And the news coverage on this latest twist has had a sort of subtheme of, this is so sad because the private/public partnership on vaccines was like the holy grail, and now it’s getting kind of messed up. The New York Times called it “one of the few bright spots of the pandemic.” And I get that. But I also hear, like, God forbid the state just do a thing on its own in the public interest, you know? Because that would mean government worked, and we can’t have that.

And so the problem is being defined, for those who think there’s a problem, as Moderna might get these billions, but if the U.S. got some of these billions, it would go to the Treasury. And the vision that calls up is drugs, lifesaving drugs are a pot of gold, and private companies and governments are fighting over it. And that whole vision seems kind of effed up to me, as a way to resource public health.

PM: Certainly more important is the government’s responsibility for stewarding the technology that it is helping develop, for one.

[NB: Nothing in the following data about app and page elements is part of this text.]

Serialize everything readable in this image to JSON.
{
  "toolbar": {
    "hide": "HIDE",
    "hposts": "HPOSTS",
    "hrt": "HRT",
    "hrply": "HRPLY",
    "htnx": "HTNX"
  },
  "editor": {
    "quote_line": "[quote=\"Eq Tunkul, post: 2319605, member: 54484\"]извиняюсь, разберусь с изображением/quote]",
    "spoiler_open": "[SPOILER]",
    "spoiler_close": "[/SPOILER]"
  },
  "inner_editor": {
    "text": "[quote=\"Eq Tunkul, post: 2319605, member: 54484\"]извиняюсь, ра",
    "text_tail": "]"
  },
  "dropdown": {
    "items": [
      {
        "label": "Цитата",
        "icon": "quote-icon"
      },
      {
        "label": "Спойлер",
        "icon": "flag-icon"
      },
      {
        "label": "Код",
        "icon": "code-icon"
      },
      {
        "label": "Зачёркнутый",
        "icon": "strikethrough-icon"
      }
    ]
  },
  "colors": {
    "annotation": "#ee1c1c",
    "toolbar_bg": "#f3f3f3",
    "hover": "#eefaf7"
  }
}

But also, even if the government hadn’t developed this technology, simply recognizing the role of the world’s most powerful government in a time of global crisis–if it were war, we would treat the technology differently. We would not allow any company’s particular rights or investments to prevent us from developing the best defense technologies. So should it be in health. But we aren’t there yet, politically, and it’s a corner that we desperately need to turn, because so many people, of course, are dying in this case.

JJ: We’ve been speaking with Peter Maybarduk. He’s director of the Global Access to Medicines Program at Public Citizen. You can find them online at citizen.org. Peter Maybarduk, thank you so much for joining us this week on CounterSpin.

PM: Thank you.




Source: Mronline.org